| Work instruction |
Pull out each line of the data that includes the word "keytip".

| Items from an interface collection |
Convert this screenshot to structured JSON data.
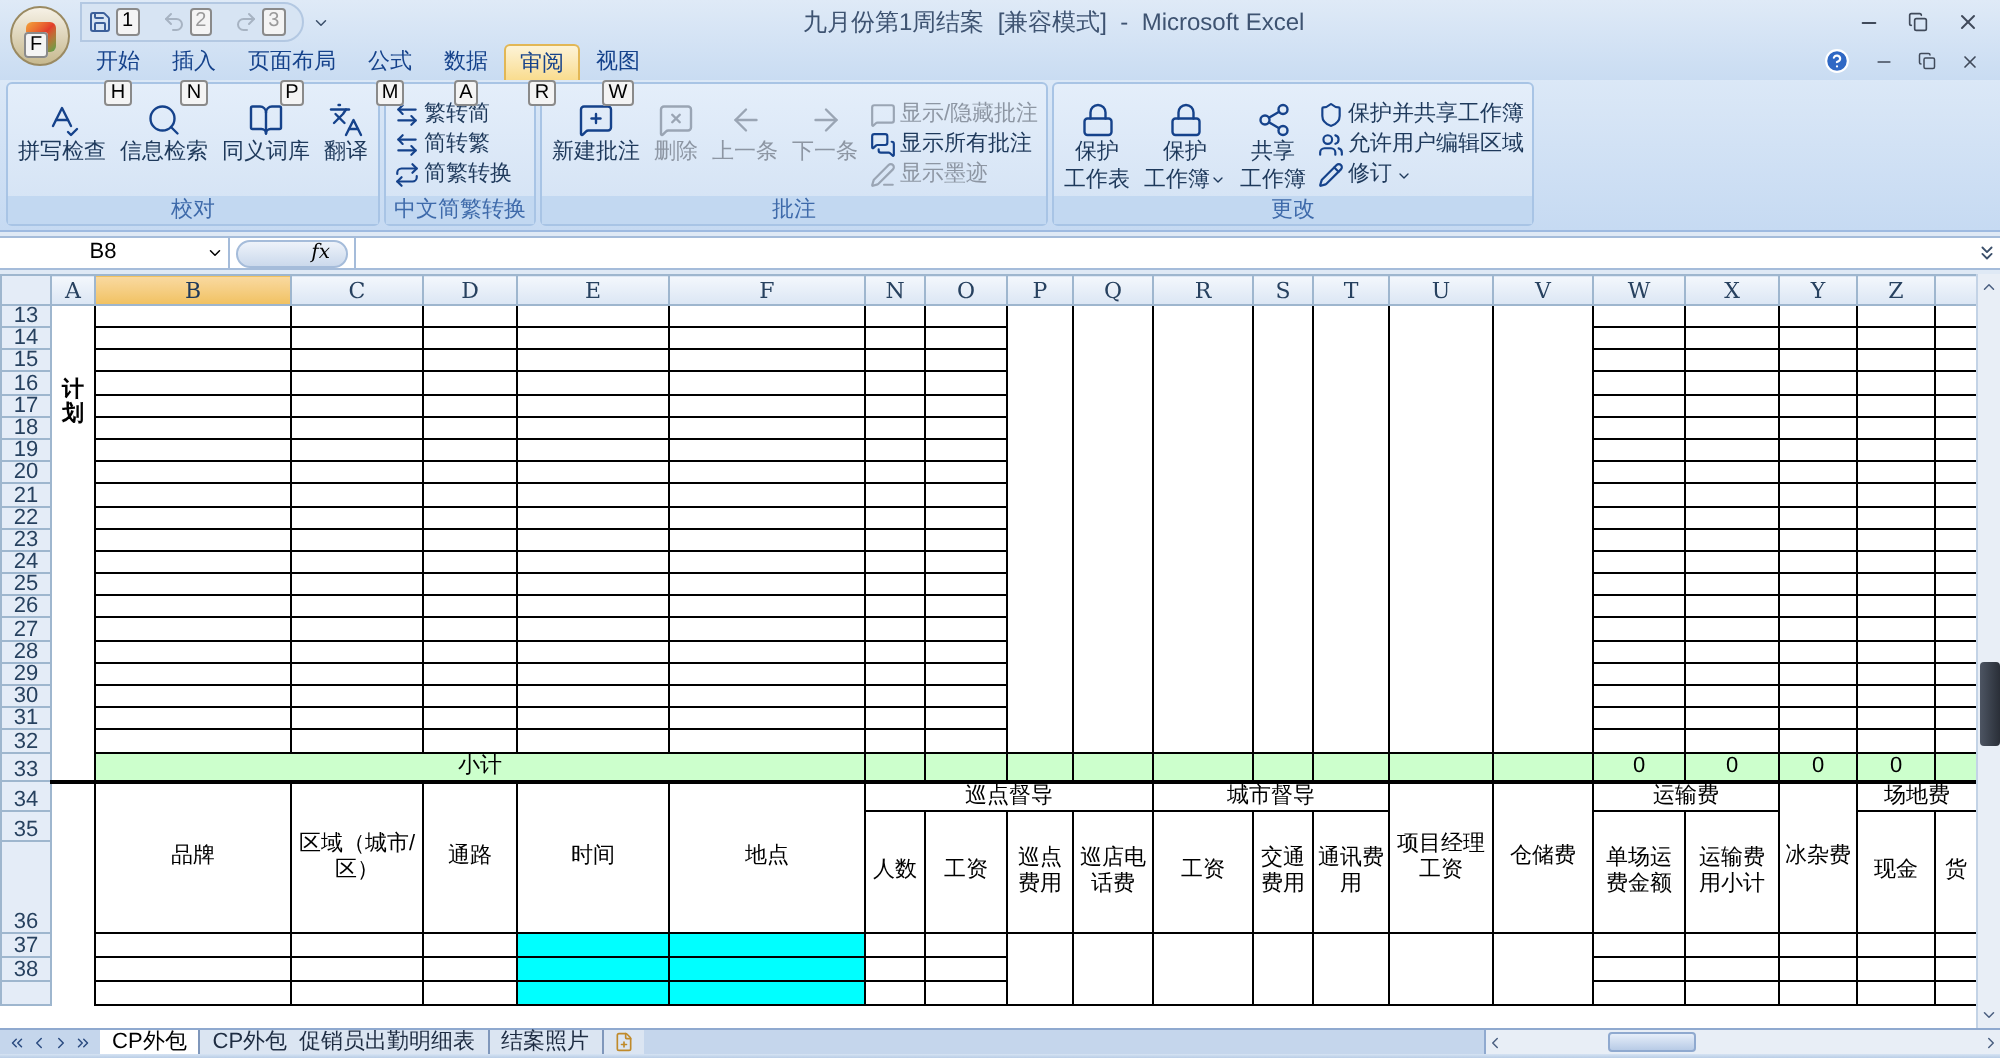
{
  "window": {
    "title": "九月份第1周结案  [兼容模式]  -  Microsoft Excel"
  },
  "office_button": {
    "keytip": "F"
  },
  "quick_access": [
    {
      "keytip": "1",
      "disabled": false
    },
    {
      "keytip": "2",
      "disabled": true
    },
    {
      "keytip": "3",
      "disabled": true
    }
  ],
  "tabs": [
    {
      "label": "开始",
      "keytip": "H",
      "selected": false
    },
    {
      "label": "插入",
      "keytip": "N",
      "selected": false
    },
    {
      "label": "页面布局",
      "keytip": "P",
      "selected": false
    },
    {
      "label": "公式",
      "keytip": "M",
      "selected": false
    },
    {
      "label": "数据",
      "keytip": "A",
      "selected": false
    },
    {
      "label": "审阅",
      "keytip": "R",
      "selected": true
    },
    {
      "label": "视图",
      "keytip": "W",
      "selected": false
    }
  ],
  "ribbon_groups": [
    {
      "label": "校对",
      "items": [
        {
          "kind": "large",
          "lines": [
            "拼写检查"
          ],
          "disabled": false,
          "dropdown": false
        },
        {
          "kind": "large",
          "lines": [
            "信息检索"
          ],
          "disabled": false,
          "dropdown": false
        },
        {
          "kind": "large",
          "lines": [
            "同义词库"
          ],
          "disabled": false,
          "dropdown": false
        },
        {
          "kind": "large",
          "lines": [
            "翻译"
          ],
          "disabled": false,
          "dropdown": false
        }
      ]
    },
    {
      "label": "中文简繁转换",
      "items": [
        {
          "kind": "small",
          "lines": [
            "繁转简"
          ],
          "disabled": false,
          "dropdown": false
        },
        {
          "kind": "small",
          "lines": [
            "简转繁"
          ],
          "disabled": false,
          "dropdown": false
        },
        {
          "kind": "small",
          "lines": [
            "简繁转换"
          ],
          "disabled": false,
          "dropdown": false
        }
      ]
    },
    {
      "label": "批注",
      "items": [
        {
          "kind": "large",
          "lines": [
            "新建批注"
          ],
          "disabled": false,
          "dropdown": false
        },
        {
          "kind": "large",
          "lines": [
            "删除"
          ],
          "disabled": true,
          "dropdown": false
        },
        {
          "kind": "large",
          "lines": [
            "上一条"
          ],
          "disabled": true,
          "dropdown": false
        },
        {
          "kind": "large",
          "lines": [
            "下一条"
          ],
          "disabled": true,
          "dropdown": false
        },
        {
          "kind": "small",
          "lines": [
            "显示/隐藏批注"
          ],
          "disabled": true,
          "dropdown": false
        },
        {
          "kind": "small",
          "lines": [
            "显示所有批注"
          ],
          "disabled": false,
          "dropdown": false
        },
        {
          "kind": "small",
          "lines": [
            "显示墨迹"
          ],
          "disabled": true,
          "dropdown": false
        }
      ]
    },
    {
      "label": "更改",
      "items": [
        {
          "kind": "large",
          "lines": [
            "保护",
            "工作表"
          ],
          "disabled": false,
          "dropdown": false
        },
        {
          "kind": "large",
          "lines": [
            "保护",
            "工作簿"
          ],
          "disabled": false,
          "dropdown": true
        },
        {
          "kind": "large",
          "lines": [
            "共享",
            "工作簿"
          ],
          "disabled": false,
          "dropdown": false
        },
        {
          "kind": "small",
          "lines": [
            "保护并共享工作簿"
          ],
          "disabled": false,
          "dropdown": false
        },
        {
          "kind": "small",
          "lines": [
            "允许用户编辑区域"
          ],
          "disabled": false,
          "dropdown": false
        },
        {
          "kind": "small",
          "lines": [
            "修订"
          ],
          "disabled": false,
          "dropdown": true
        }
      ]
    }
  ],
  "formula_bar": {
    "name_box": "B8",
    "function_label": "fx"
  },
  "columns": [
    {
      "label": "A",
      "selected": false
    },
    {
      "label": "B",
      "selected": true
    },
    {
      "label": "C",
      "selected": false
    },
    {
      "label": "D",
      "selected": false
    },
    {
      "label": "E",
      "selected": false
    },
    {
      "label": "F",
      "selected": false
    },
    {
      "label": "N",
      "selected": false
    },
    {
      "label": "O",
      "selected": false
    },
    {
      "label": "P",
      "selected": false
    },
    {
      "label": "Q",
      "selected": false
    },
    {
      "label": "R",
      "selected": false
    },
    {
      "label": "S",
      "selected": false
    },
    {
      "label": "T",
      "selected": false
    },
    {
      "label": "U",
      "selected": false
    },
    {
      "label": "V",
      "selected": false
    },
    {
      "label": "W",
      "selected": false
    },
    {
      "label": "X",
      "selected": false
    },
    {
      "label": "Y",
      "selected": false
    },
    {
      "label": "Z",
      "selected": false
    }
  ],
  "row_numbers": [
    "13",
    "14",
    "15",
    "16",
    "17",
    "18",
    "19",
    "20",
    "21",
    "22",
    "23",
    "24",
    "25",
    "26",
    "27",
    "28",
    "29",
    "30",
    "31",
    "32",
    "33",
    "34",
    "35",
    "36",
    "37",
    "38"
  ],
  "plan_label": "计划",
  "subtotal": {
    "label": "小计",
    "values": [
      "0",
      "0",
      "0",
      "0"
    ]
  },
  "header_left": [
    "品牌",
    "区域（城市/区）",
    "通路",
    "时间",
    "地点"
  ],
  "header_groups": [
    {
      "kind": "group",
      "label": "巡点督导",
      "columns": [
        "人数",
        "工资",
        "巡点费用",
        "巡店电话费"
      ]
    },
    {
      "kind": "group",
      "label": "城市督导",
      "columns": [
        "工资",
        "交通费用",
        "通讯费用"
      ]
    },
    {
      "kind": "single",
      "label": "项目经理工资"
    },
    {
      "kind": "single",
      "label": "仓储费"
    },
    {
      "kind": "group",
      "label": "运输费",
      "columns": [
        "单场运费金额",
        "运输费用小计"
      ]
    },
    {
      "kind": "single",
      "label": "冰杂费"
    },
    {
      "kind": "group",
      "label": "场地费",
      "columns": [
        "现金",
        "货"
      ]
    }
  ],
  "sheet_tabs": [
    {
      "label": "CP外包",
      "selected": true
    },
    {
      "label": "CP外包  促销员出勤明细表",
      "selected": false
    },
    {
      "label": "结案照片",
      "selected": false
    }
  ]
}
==
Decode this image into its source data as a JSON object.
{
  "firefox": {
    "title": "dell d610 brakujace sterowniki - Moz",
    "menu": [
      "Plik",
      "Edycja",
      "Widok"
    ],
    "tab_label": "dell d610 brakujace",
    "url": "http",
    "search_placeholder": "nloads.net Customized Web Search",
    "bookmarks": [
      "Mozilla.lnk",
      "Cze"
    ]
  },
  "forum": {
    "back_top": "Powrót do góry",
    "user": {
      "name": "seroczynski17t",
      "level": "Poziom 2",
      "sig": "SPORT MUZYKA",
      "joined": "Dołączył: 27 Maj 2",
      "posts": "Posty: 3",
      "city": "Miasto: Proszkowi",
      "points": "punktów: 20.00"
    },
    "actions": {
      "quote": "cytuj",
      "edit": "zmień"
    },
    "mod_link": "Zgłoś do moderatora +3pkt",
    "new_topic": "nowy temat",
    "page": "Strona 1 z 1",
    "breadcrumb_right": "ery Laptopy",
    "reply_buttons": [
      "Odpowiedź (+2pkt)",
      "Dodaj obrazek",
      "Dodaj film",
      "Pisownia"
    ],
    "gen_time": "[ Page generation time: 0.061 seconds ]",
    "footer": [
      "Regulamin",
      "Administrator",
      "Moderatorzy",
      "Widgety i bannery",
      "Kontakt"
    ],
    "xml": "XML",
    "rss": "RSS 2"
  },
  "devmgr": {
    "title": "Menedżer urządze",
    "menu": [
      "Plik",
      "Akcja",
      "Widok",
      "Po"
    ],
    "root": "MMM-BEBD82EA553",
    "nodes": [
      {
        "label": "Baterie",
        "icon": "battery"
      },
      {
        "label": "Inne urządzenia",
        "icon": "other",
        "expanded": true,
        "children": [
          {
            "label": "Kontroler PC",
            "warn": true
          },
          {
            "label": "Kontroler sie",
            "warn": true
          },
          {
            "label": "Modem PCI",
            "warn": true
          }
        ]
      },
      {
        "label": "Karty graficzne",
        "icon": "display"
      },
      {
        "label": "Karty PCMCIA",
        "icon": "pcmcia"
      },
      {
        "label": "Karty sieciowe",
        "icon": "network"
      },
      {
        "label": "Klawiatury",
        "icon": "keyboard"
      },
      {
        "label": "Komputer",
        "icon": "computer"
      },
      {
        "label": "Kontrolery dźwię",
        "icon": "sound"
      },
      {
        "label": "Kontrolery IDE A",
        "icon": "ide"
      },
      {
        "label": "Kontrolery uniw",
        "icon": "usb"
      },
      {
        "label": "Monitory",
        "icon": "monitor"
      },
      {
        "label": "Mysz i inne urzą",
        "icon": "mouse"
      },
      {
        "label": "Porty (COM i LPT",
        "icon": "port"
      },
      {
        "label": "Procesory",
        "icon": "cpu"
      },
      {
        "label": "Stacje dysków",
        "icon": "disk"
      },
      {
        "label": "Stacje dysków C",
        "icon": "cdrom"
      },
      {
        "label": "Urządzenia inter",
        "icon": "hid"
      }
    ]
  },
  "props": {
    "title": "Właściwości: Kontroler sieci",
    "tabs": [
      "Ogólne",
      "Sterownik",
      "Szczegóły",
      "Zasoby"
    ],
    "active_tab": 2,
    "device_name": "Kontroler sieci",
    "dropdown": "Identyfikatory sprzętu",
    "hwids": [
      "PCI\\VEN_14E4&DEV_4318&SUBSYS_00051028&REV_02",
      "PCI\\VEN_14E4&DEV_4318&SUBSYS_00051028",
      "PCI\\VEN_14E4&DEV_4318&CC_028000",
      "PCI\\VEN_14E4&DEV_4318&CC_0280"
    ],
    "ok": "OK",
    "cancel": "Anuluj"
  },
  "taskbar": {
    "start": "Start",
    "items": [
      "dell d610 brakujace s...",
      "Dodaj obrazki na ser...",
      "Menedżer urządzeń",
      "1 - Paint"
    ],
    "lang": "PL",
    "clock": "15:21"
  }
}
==
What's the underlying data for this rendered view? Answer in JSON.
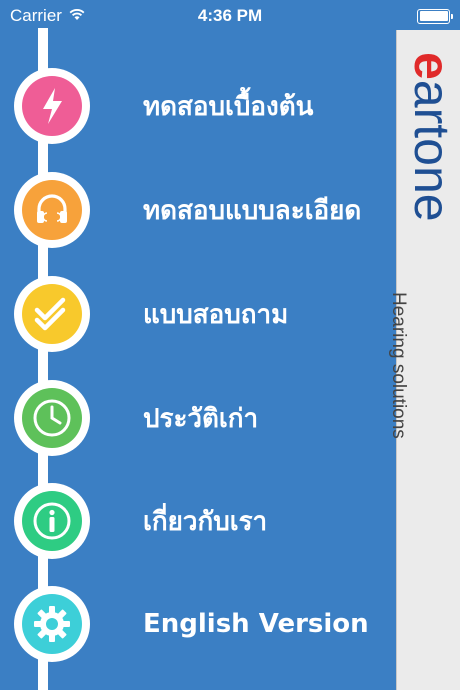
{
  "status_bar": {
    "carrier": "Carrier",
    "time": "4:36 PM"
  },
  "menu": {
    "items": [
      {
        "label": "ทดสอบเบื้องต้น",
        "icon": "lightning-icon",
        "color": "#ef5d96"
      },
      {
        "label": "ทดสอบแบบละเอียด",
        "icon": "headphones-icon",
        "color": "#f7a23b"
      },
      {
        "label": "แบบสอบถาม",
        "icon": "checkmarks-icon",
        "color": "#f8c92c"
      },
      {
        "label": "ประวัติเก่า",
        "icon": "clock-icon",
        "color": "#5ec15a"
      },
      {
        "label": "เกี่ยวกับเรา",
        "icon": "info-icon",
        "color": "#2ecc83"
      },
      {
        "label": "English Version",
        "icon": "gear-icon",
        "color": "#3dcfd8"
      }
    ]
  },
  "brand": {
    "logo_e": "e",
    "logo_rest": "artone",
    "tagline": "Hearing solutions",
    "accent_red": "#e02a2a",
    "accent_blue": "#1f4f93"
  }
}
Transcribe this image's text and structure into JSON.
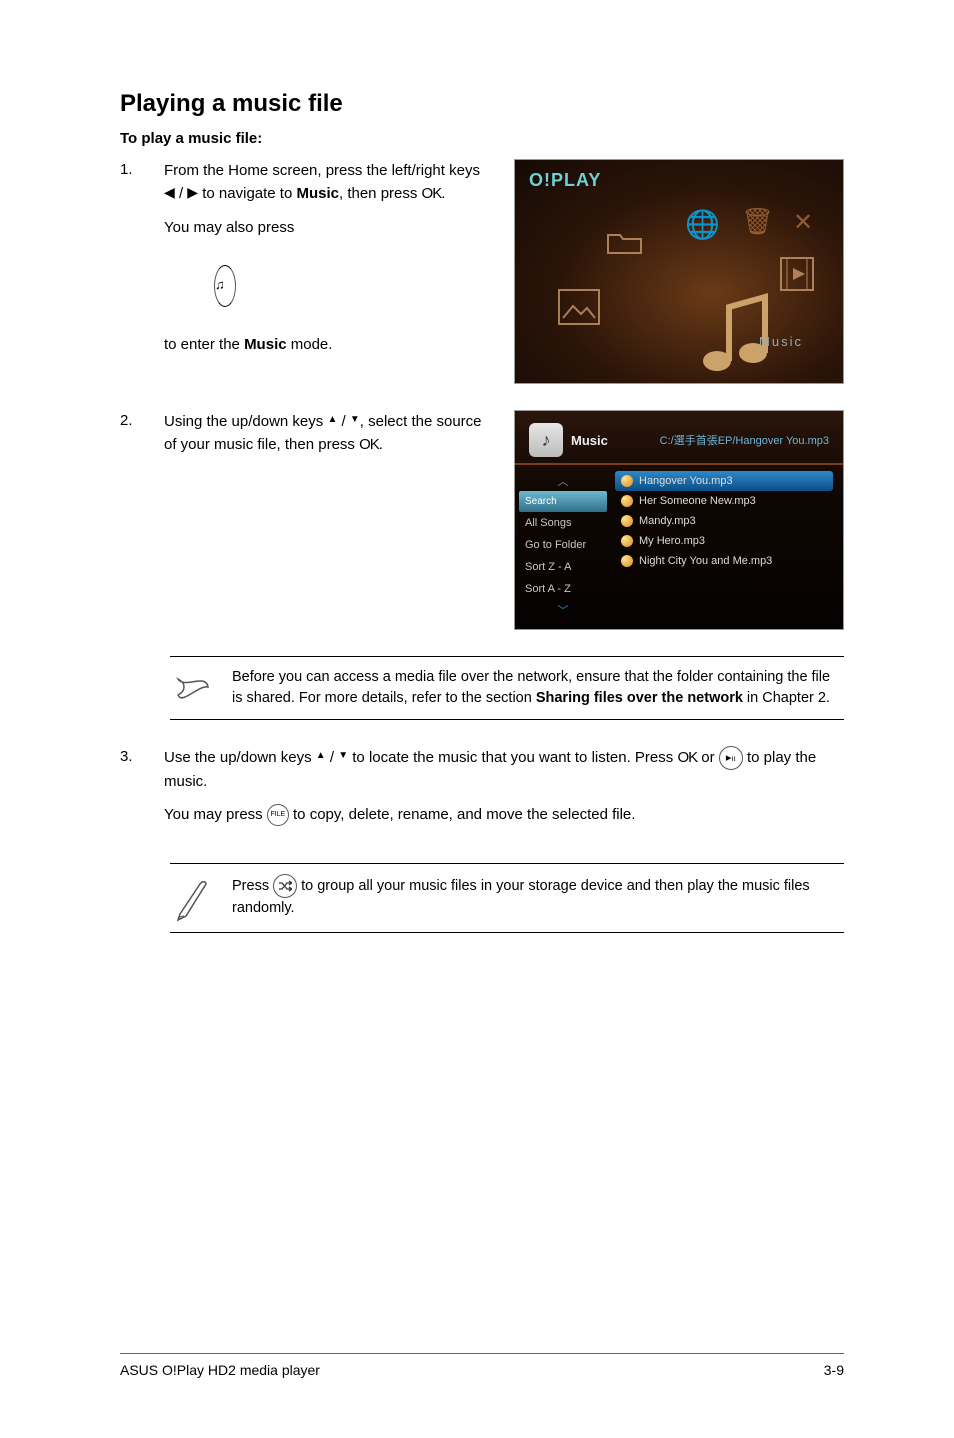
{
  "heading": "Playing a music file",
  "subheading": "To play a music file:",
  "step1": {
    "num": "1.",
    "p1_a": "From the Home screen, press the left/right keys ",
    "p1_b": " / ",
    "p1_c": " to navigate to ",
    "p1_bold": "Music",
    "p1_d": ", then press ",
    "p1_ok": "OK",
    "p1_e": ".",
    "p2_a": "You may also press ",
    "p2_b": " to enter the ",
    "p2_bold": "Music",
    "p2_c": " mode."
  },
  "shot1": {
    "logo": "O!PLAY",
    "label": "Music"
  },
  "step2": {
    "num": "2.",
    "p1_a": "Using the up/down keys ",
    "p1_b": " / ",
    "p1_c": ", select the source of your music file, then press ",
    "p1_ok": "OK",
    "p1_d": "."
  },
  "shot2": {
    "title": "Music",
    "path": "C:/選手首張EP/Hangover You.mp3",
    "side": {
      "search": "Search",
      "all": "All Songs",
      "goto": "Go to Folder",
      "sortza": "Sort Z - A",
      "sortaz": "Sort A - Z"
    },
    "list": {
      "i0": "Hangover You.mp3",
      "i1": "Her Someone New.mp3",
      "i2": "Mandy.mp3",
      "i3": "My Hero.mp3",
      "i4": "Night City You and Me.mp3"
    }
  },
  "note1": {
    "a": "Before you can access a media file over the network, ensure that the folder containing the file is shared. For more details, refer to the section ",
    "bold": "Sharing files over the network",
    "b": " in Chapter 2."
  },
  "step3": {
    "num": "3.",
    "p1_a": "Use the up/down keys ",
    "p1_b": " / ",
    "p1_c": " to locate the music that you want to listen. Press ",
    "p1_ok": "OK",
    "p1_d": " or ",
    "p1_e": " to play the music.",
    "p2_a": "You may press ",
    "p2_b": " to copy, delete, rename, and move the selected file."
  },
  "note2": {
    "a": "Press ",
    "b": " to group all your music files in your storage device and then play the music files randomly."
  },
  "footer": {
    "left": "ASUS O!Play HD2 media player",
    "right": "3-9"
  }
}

| Exercise result |
    "keytip": "F"
      "keytip": "1",
      "keytip": "2",
      "keytip": "3",
      "keytip": "H",
      "keytip": "N",
      "keytip": "P",
      "keytip": "M",
      "keytip": "A",
      "keytip": "R",
      "keytip": "W",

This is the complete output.